Since that day, I've thought a lot about what he said. The plane analogy made a lot of sense to me. I am afraid of crashing the plane. If I get to the end of a work and it doesn't feel like I thought it would (and it rarely does, even by midway), am I missing out on something else? Did I make a wrong turn? Did I take something pristine with real potential out of its wrapper and squish it up with my dirty hands and destroy it?

Somewhere along the line, I got the idea that I didn't have the right to manipulate my own ideas. Some of them are good ideas, and if I put my grubby little hands on them too much, I'll mess them up and there won't be anything good left of them. If only these ideas had been born to someone who already knew how to fly, someone who could get them on the ground safely and with a dash of style.

But they're mine. I am the only one who sees them whole. I'm the only chance they have of existing as they came to me and if I turn them down, they will fade away unknown and unloved. I owe them more than that. I have to try. Besides, if I can't crash my own planes in my own runway, how can I ever hope to learn to land properly?

So, I'm trying. I'm trying and trying. When I start to catch myself burning out on one project, I pull out another one and tack a few more words on that one. I'm making my way toward the finish line inch by inch. It may take me eight and a half years to make it down the aisle, but I'm going to get there with every one of these projects and we're going to make it official.

Someone beat us to it.
If you're like me and you're just a little afraid of ruining your own work, I challenge you to jump in face first and mess it up a little, just to see that it doesn't hurt and there's nothing you can do to it that you can't undo. It can actually be kind of fun, like the time my friend Laura and I turned all our main characters into (Zombies are so overdone. Xombies are the future.)

Do whatever you need to do to get there. Take all the time you need, but don't ever forget that every plane has to land one way or another. Give yourself a chance to land it right before you run out of gas and fall out of the sky. Your work is your work and nobody can do it better than you. Write it the way it was meant to be written--in the way that only you can write it. 


Chad Weatherford said...

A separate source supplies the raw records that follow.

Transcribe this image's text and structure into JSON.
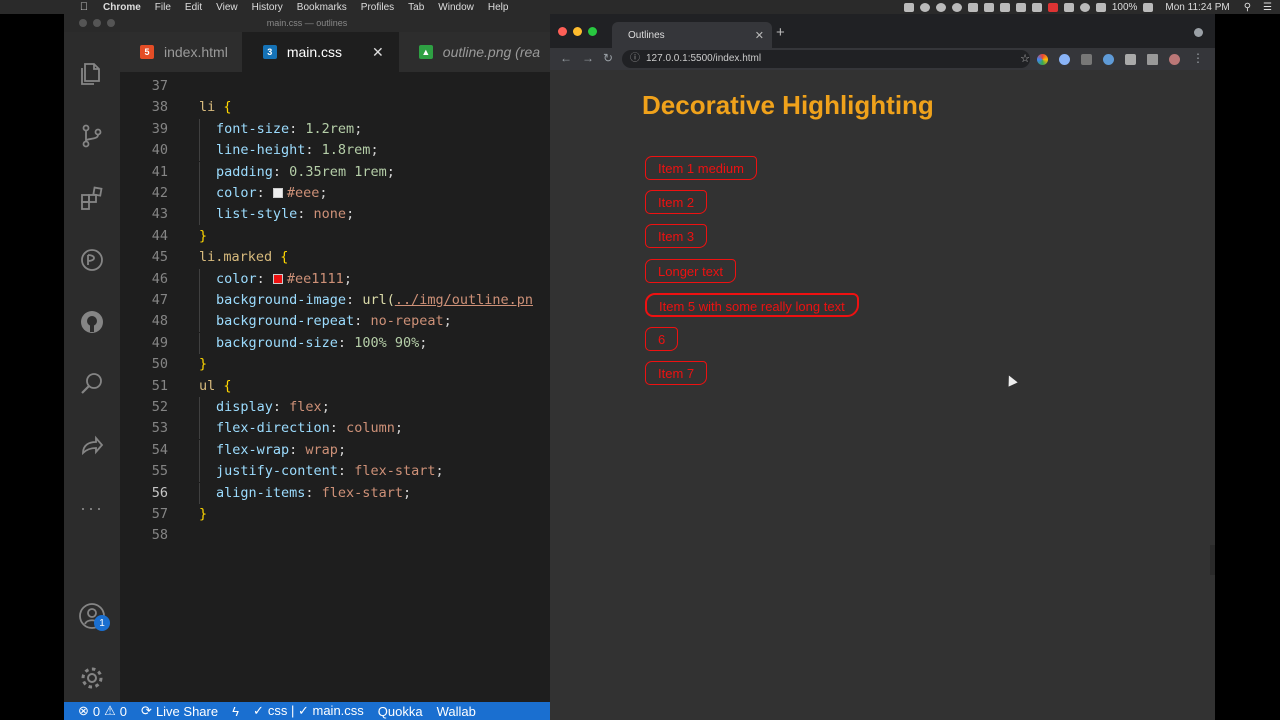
{
  "menubar": {
    "app": "Chrome",
    "items": [
      "File",
      "Edit",
      "View",
      "History",
      "Bookmarks",
      "Profiles",
      "Tab",
      "Window",
      "Help"
    ],
    "battery": "100%",
    "clock": "Mon 11:24 PM"
  },
  "vscode": {
    "title": "main.css — outlines",
    "tabs": [
      {
        "label": "index.html",
        "icon": "html5-icon",
        "color": "#e44d26"
      },
      {
        "label": "main.css",
        "icon": "css3-icon",
        "color": "#1572b6",
        "active": true
      },
      {
        "label": "outline.png (rea",
        "icon": "image-icon",
        "color": "#2ea043"
      }
    ],
    "notification_count": "1",
    "lines": [
      {
        "n": "37",
        "tokens": []
      },
      {
        "n": "38",
        "tokens": [
          [
            "sel",
            "li "
          ],
          [
            "brace",
            "{"
          ]
        ]
      },
      {
        "n": "39",
        "indent": true,
        "tokens": [
          [
            "prop",
            "font-size"
          ],
          [
            "punc",
            ": "
          ],
          [
            "num",
            "1.2rem"
          ],
          [
            "punc",
            ";"
          ]
        ]
      },
      {
        "n": "40",
        "indent": true,
        "tokens": [
          [
            "prop",
            "line-height"
          ],
          [
            "punc",
            ": "
          ],
          [
            "num",
            "1.8rem"
          ],
          [
            "punc",
            ";"
          ]
        ]
      },
      {
        "n": "41",
        "indent": true,
        "tokens": [
          [
            "prop",
            "padding"
          ],
          [
            "punc",
            ": "
          ],
          [
            "num",
            "0.35rem 1rem"
          ],
          [
            "punc",
            ";"
          ]
        ]
      },
      {
        "n": "42",
        "indent": true,
        "tokens": [
          [
            "prop",
            "color"
          ],
          [
            "punc",
            ": "
          ],
          [
            "swatch:#eeeeee",
            ""
          ],
          [
            "val",
            "#eee"
          ],
          [
            "punc",
            ";"
          ]
        ]
      },
      {
        "n": "43",
        "indent": true,
        "tokens": [
          [
            "prop",
            "list-style"
          ],
          [
            "punc",
            ": "
          ],
          [
            "val",
            "none"
          ],
          [
            "punc",
            ";"
          ]
        ]
      },
      {
        "n": "44",
        "tokens": [
          [
            "brace",
            "}"
          ]
        ]
      },
      {
        "n": "45",
        "tokens": [
          [
            "sel",
            "li.marked "
          ],
          [
            "brace",
            "{"
          ]
        ]
      },
      {
        "n": "46",
        "indent": true,
        "tokens": [
          [
            "prop",
            "color"
          ],
          [
            "punc",
            ": "
          ],
          [
            "swatch:#ee1111",
            ""
          ],
          [
            "val",
            "#ee1111"
          ],
          [
            "punc",
            ";"
          ]
        ]
      },
      {
        "n": "47",
        "indent": true,
        "tokens": [
          [
            "prop",
            "background-image"
          ],
          [
            "punc",
            ": "
          ],
          [
            "fn",
            "url("
          ],
          [
            "link",
            "../img/outline.pn"
          ]
        ]
      },
      {
        "n": "48",
        "indent": true,
        "tokens": [
          [
            "prop",
            "background-repeat"
          ],
          [
            "punc",
            ": "
          ],
          [
            "val",
            "no-repeat"
          ],
          [
            "punc",
            ";"
          ]
        ]
      },
      {
        "n": "49",
        "indent": true,
        "tokens": [
          [
            "prop",
            "background-size"
          ],
          [
            "punc",
            ": "
          ],
          [
            "num",
            "100% 90%"
          ],
          [
            "punc",
            ";"
          ]
        ]
      },
      {
        "n": "50",
        "tokens": [
          [
            "brace",
            "}"
          ]
        ]
      },
      {
        "n": "51",
        "tokens": [
          [
            "sel",
            "ul "
          ],
          [
            "brace",
            "{"
          ]
        ]
      },
      {
        "n": "52",
        "indent": true,
        "tokens": [
          [
            "prop",
            "display"
          ],
          [
            "punc",
            ": "
          ],
          [
            "val",
            "flex"
          ],
          [
            "punc",
            ";"
          ]
        ]
      },
      {
        "n": "53",
        "indent": true,
        "tokens": [
          [
            "prop",
            "flex-direction"
          ],
          [
            "punc",
            ": "
          ],
          [
            "val",
            "column"
          ],
          [
            "punc",
            ";"
          ]
        ]
      },
      {
        "n": "54",
        "indent": true,
        "tokens": [
          [
            "prop",
            "flex-wrap"
          ],
          [
            "punc",
            ": "
          ],
          [
            "val",
            "wrap"
          ],
          [
            "punc",
            ";"
          ]
        ]
      },
      {
        "n": "55",
        "indent": true,
        "tokens": [
          [
            "prop",
            "justify-content"
          ],
          [
            "punc",
            ": "
          ],
          [
            "val",
            "flex-start"
          ],
          [
            "punc",
            ";"
          ]
        ]
      },
      {
        "n": "56",
        "indent": true,
        "current": true,
        "tokens": [
          [
            "prop",
            "align-items"
          ],
          [
            "punc",
            ": "
          ],
          [
            "val",
            "flex-start"
          ],
          [
            "punc",
            ";"
          ]
        ]
      },
      {
        "n": "57",
        "tokens": [
          [
            "brace",
            "}"
          ]
        ]
      },
      {
        "n": "58",
        "tokens": []
      }
    ],
    "status": {
      "errors": "0",
      "warnings": "0",
      "live_share": "Live Share",
      "language": "css | ✓ main.css",
      "quokka": "Quokka",
      "wallaby": "Wallab"
    }
  },
  "chrome": {
    "tab_title": "Outlines",
    "url": "127.0.0.1:5500/index.html",
    "page": {
      "heading": "Decorative Highlighting",
      "items": [
        "Item 1 medium",
        "Item 2",
        "Item 3",
        "Longer text",
        "Item 5 with some really long text",
        "6",
        "Item 7"
      ]
    }
  },
  "colors": {
    "heading": "#f0a21b",
    "marked": "#ee1111",
    "statusbar": "#1a6fd0"
  }
}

I think I know exactly what you're trying to say. It's the experience or feeling or whatever moves you to write that you're afraid you're going to lose or not do justice to once you articulate it. I have had this interesting experience of being adopted & meeting my birthfamily abt 7 yrs ago. And everyone tells me to write a memoir. But it is difficult to explain how painful it is to turn it into something else by articulating it. It's unavoidable because no writer or English major is going to allow something to be written anything less than perfect. But you see yourself changing the experience with your words & so you get so OCD abt your writing that it never gets finished.

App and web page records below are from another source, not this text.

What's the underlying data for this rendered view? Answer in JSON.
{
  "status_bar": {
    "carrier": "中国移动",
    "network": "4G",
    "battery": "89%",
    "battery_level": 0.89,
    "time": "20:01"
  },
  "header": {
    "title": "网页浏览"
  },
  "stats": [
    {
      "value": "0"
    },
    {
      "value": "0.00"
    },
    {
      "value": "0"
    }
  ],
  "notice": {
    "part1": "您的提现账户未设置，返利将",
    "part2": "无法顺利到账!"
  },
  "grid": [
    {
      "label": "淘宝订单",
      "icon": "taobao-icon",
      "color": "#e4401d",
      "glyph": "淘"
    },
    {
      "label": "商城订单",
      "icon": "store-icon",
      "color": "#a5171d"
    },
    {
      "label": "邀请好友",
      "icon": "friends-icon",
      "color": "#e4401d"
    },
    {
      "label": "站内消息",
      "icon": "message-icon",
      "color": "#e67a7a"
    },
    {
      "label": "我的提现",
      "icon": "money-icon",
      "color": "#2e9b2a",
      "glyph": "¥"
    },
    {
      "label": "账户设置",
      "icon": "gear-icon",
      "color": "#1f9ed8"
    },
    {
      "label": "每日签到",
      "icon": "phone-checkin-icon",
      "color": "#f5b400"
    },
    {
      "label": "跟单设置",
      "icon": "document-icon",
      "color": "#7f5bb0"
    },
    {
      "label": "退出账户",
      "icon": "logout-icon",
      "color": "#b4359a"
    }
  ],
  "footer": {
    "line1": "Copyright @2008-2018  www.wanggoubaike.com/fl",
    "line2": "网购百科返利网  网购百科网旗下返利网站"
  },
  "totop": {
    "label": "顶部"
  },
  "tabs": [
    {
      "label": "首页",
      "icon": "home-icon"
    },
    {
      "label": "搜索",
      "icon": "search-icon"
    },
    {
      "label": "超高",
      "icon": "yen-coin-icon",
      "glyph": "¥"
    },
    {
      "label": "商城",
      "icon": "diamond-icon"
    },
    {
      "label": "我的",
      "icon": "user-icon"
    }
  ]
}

Marisa said...

Chad, that's exactly what I was trying to say. I can imagine that you've felt this in force dealing with such a sensitive subject as you mentioned. I guess maybe the thing we should both remember is that there is no "objective" story out there, like Platonic Forms of our stories, but what exists is what we create. I'd say it is probably true that we don't feel for our work what other readers' feel for our work and maybe we do a better job of capturing the emotion we're writing from than we know, but we will never know for sure unless we write it down and let some people read it. Let's work on not being OCD about it and just do the writing. We can always smooth the cracks and shape the clay once we've got something to work with. (I ended a sentence with a preposition! NOOOOOO!! *is shot by English major snipers*)

Chad Weatherford said...

Yes, I thought I was on the same page. It helped me when I decided I was going to teach & knew that it didn't matter what I wrote or if I wrote. I got a couple of poems published after getting my Bachelor's & shortly before working at the bookstore & honestly thought I would just write & not go back to school. It just helps to not censor yourself or hold back & not tell yourself that your life depends on how you express this or that particular thought. Now, I'm more interested in getting young people writing & I'll write if & when I feel moved to do so.